Idleness is the root of mischief
I didn’t have much of a time-off plan but I thought it would go something like this: clean the closets, landscape the yard, wash the windows, have lunch with everyone I love to strengthen neglected relationships, do yoga everyday, meditate, get started on my book, read a book, job hunt, get in super physical shape, write letters and hopefully levitate right into my next job with all my shit together.
That was the fantasy. But after a couple of weeks, I realized the above was not going to get me anywhere.
Here is what I did instead . . .
Sat on my couch
Cat sat on my lap.
The birds sang outside my window.
It may not sound like it, but it was kind of brutal. I felt pretty lost. I purposely refused to fill my time with distractions: going to a museum, writing scientific papers, reading books and magazines, cooking, exercising, and cleaning. I literally stared out the window. No vestige of a beginning, no prospect of an end is rather scary when it’s your life.
I refused to fill my time with distractions – the “should do’s” and activity for the sake of activity. In other words I did nothing. Not the nothing of “I’m relaxing and reading a book and puttering in the garden,” (that’s for destressing from a job) but the nothing of creating a vacuum where no preconceived ideas of what I was meant to do or should be doing could exist. I created an emptiness that just waited for what is natural to fill it. And it was a lot of work.
I’ve carried this quote with me for years since a dear friend gave me “A Gift from the Sea” by Anne Morrow Lindbergh:
The sea does not reward those who are too anxious, too greedy, or too impatient. One should lie empty, open, choiceless as a beach – waiting for a gift from the sea.
I always knew what the quote meant but could never make it happen. I often could catch a glimpse of its relevance in my life but never could quite grasp it.
But at last, things just sort of started happening in the dark vortex that was my life. It’s like when you are at a party and everyone spontaneously decides to jump in the pool. I just started doing things as an expression of myself and not just to fill time or accomplish a goal or to relax.
I did a lot of writing. Sometimes I went on a bike ride. Sometimes I baked a cake. Sometimes I stared out the window. I didn’t have much need to stimulate myself with the outside world – all I needed for the moment anyway was what I had inside myself. The vacuum became filled with creativity.
I found my creativity needed space – space to kind of go wherever and follow an idea here and there and see what happens. My lateral, creative thinking took a life of its own. I hadn’t written in an organized fashion since school, and I didn’t know where to start, i.e. I never developed a method. I looked for pieces to develop with the help of some writing classes. I became passionate about what I was writing. I felt satisfied finishing my writings. And I fell in love with my schedule of journaling, seducing an idea from my subconscious to coherency. I sat at my computer and took in the sun coming in through the window.

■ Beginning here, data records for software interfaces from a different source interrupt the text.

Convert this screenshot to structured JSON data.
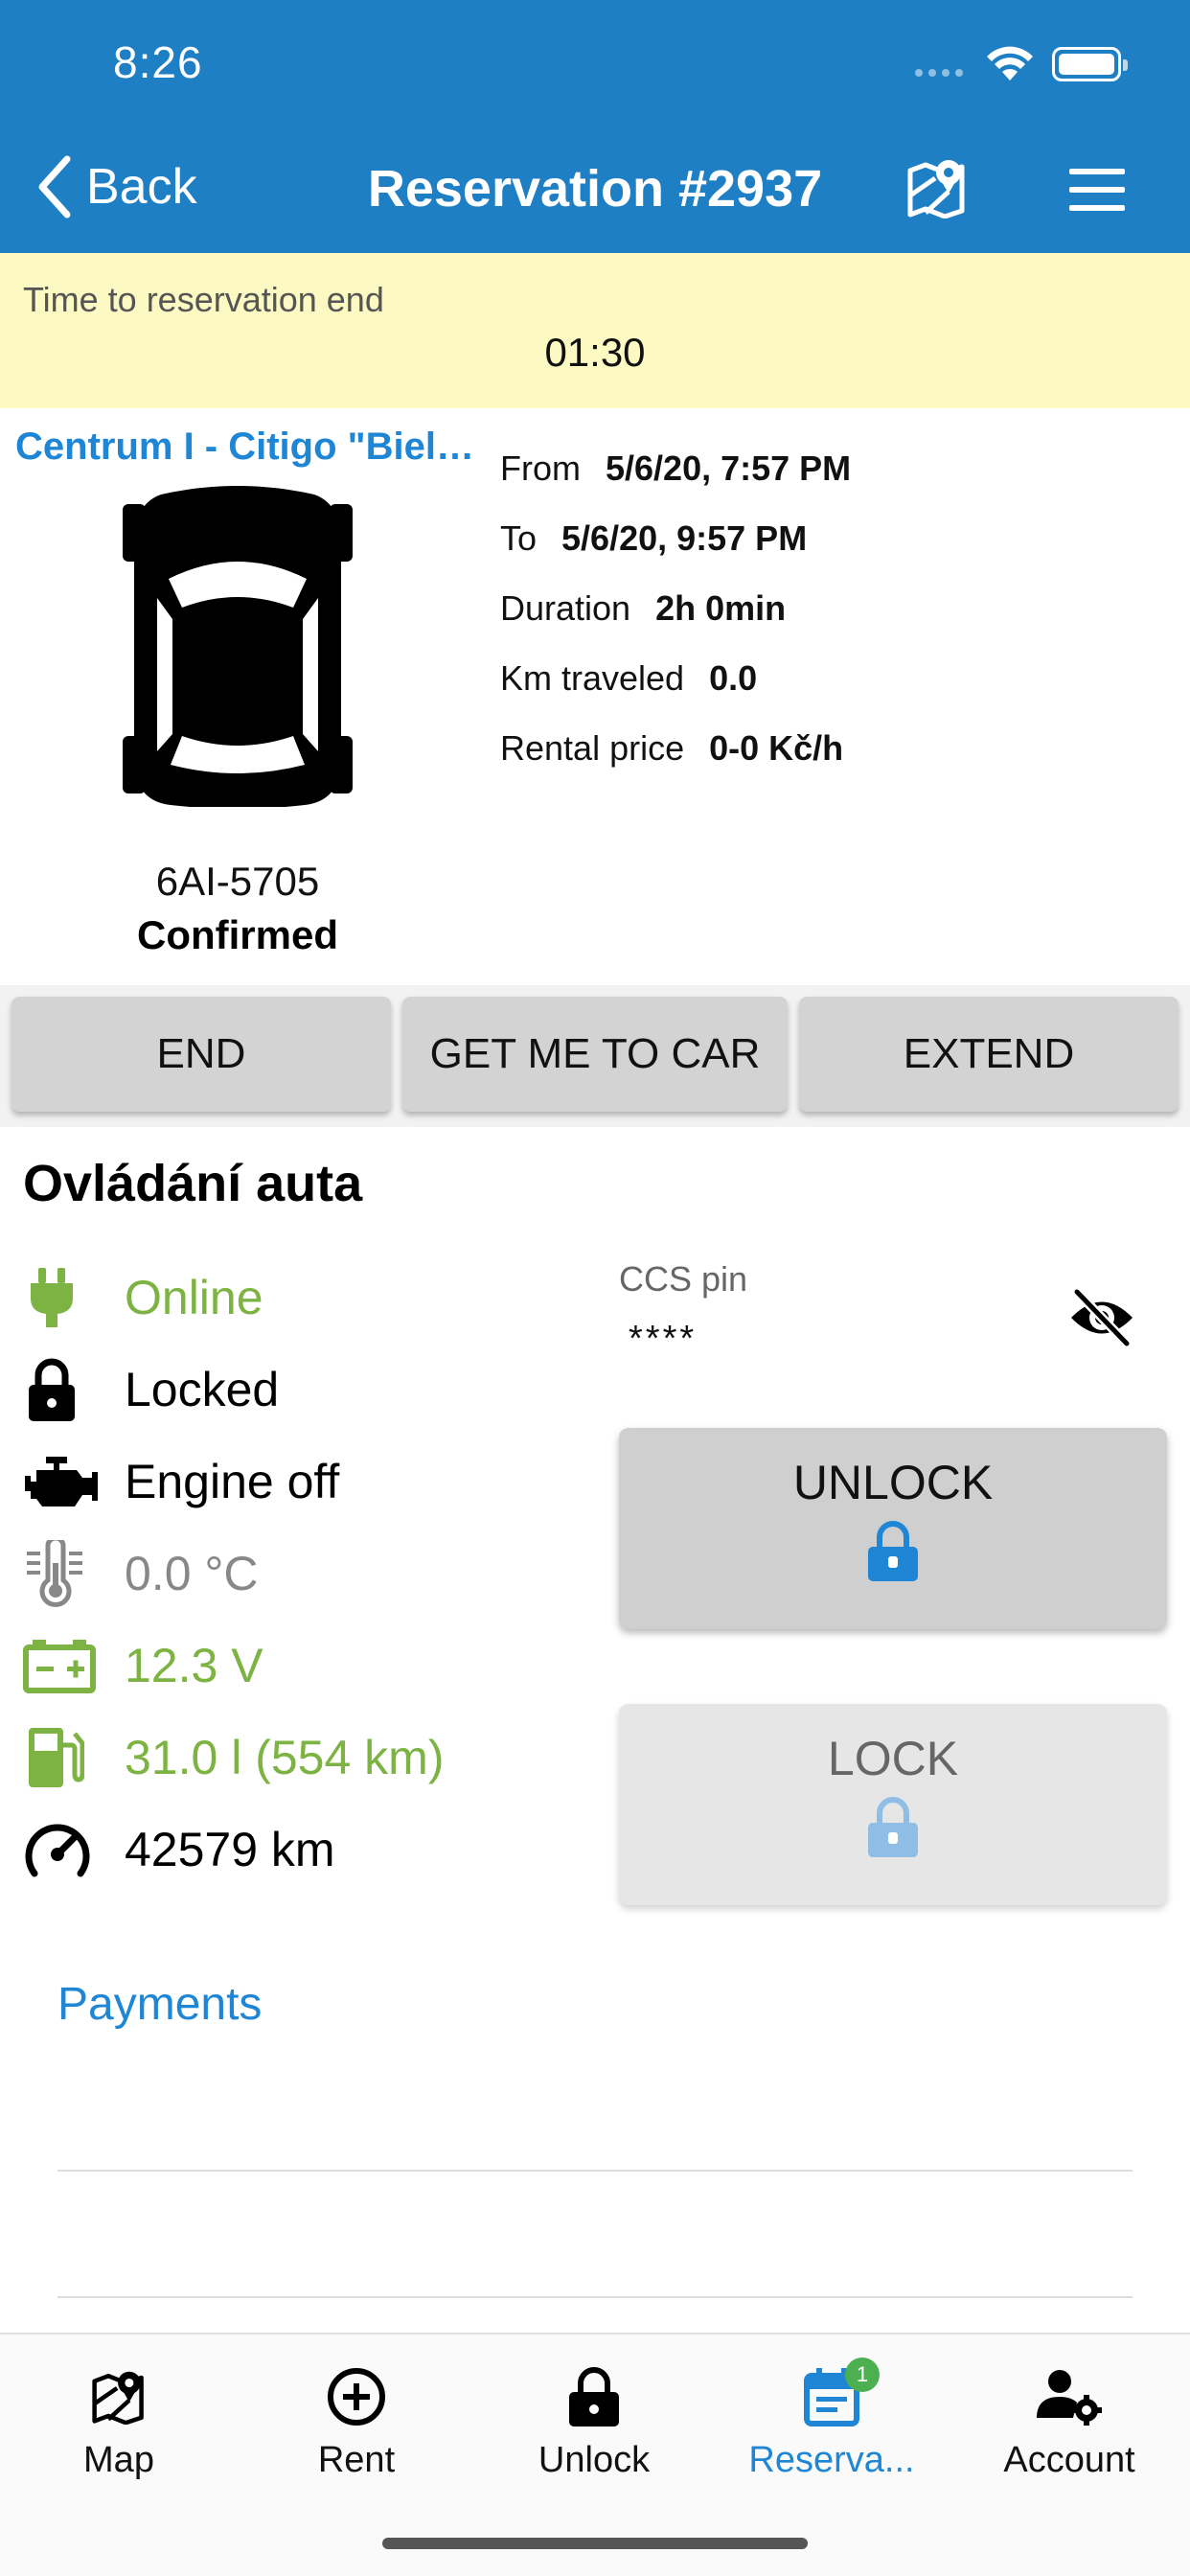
{
  "status_bar": {
    "time": "8:26"
  },
  "nav": {
    "back_label": "Back",
    "title": "Reservation #2937",
    "icons": [
      "map-icon",
      "hamburger-menu-icon"
    ]
  },
  "timer": {
    "label": "Time to reservation end",
    "value": "01:30"
  },
  "car": {
    "name": "Centrum I - Citigo \"Biele...",
    "plate": "6AI-5705",
    "status": "Confirmed"
  },
  "details": [
    {
      "label": "From",
      "value": "5/6/20, 7:57 PM"
    },
    {
      "label": "To",
      "value": "5/6/20, 9:57 PM"
    },
    {
      "label": "Duration",
      "value": "2h 0min"
    },
    {
      "label": "Km traveled",
      "value": "0.0"
    },
    {
      "label": "Rental price",
      "value": "0-0 Kč/h"
    }
  ],
  "actions": {
    "end": "END",
    "get_me": "GET ME TO CAR",
    "extend": "EXTEND"
  },
  "controls": {
    "title": "Ovládání auta",
    "status": [
      {
        "icon": "plug-icon",
        "text": "Online"
      },
      {
        "icon": "lock-icon",
        "text": "Locked"
      },
      {
        "icon": "engine-icon",
        "text": "Engine off"
      },
      {
        "icon": "thermometer-icon",
        "text": "0.0 °C"
      },
      {
        "icon": "battery-icon",
        "text": "12.3 V"
      },
      {
        "icon": "fuel-pump-icon",
        "text": "31.0 l (554 km)"
      },
      {
        "icon": "speedometer-icon",
        "text": "42579 km"
      }
    ],
    "ccs_label": "CCS pin",
    "ccs_value": "****",
    "unlock_label": "UNLOCK",
    "lock_label": "LOCK"
  },
  "payments_label": "Payments",
  "tabs": [
    {
      "label": "Map",
      "icon": "map-icon"
    },
    {
      "label": "Rent",
      "icon": "plus-circle-icon"
    },
    {
      "label": "Unlock",
      "icon": "lock-icon"
    },
    {
      "label": "Reserva...",
      "icon": "calendar-icon",
      "badge": "1",
      "active": true
    },
    {
      "label": "Account",
      "icon": "user-gear-icon"
    }
  ],
  "colors": {
    "header": "#1f7fc4",
    "accent": "#1f86d6",
    "timer_bg": "#fcf9c2",
    "ok_green": "#7cb342"
  }
}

It wasn’t always happy of course – plenty of dark moments. Like when I remembered I didn’t have a job. Or when I dwelled on the blessings of my old vocation – traveling and working around the world, being part of some cool science, making multi-million dollar decisions. It was sorrowful letting those things go. But those were egotistical bits and my dark vortex became an open window through which I could let those bits go.
So what’s wrong with that twitter message? Things to do and to hope for can be part of an unending cycle of distractions – hamsters on a wheel.

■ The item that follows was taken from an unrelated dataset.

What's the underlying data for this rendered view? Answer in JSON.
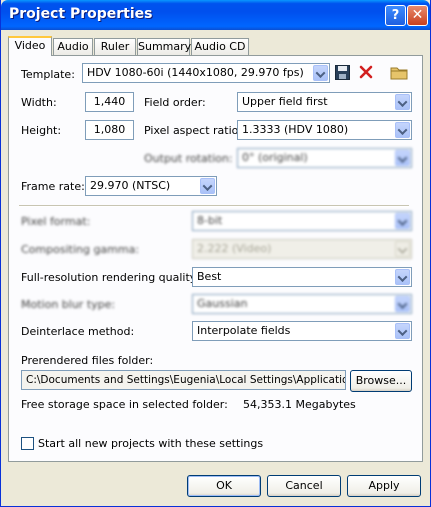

My twitter message would be: fill your time with nothing instead of something and wait to see what happens.